“How Does My Not Being Able to Fit Into a Box Affect My Care?”: The Risks and Rewards of Disclosing Non-Binary Gender to Health Care Providers
Manning, Elizabeth H.

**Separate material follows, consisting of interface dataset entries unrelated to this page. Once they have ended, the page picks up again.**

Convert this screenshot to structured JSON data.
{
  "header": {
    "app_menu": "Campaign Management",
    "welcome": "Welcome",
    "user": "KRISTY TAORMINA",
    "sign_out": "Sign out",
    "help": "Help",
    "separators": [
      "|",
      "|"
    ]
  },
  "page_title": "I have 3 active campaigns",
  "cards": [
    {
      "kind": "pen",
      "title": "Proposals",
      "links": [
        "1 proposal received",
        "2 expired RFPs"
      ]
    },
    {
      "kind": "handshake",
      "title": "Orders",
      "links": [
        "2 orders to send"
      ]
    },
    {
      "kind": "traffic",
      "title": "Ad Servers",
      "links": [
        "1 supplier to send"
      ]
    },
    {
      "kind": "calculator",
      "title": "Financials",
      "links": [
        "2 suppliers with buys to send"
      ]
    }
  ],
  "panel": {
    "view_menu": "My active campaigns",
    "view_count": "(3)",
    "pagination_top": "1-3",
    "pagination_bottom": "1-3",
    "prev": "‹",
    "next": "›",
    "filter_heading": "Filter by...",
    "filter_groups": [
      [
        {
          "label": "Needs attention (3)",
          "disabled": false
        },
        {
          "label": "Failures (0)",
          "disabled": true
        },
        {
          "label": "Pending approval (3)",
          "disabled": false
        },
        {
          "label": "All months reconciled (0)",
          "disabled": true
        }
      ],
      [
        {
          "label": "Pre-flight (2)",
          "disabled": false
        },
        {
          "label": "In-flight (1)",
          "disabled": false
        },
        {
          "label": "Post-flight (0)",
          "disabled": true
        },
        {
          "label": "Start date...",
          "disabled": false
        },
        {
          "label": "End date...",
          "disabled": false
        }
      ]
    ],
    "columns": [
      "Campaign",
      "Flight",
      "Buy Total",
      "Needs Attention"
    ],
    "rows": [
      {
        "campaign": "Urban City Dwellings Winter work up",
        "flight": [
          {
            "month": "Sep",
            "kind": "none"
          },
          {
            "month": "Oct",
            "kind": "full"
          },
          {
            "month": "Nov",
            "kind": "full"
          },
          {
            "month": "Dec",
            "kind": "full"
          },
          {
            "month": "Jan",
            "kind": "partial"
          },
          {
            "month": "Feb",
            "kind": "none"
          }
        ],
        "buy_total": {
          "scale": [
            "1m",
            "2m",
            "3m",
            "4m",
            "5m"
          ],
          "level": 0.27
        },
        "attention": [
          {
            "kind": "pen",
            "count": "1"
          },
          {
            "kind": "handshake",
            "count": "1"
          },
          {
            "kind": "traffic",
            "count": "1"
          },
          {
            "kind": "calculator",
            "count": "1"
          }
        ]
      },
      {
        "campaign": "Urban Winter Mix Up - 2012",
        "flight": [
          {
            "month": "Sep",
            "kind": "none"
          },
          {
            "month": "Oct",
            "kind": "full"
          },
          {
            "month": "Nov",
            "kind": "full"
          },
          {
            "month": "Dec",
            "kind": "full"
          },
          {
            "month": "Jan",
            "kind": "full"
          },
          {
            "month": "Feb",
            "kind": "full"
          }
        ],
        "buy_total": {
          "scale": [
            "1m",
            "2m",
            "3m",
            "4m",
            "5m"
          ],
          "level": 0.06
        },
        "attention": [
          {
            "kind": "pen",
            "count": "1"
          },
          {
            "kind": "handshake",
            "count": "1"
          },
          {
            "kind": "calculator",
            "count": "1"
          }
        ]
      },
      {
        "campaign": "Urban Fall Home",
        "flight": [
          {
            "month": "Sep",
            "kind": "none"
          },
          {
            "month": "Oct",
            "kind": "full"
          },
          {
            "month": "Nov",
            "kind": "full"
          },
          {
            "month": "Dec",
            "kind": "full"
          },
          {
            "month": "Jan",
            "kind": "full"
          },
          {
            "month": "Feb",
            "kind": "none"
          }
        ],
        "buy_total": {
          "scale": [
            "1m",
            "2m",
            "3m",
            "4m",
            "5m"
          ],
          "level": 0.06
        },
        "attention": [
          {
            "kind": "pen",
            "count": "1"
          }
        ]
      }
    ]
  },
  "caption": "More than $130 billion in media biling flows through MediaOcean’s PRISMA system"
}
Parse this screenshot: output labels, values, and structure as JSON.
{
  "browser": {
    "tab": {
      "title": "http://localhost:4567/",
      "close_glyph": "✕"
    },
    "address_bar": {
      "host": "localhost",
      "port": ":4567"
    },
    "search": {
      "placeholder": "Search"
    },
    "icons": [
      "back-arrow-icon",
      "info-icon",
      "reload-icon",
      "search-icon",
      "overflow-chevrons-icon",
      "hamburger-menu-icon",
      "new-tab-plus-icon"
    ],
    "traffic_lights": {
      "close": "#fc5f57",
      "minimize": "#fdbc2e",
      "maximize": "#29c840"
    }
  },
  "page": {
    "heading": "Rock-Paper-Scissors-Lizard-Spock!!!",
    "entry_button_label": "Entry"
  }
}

Transgender people encounter many obstacles to receiving quality health care, including lack of access to gender transition-related care, health care providers’ unfamiliarity with how to provide appropriate care, and outright discrimination in clinical settings. These obstacles affect transgender people differently depending on factors including their race, class, age, and ability. While there is a great deal of research on some of these factors, there has been little consideration of the barriers to health care that specifically affect non-binary transgender people, who do not solely identify as men or women. This thesis explores the unique experiences of non-binary transgender people in health care settings through interviews and a focus group with transgender people exploring how they make decisions to disclose that they are transgender to their health care providers or to keep their identities private. This study finds that non-binary transgender people encounter unique obstacles in their interactions with health care providers due to the transnormative medical enforcement of the gender binary, but that there are also many rewards to choosing to disclose transgender identity to health care providers. Ultimately, health care is an institution that systematically perpetuates transphobia and the complex decisions that transgender people make around disclosing that they are transgender to their health care providers are always colored by the expectation of mistreatment.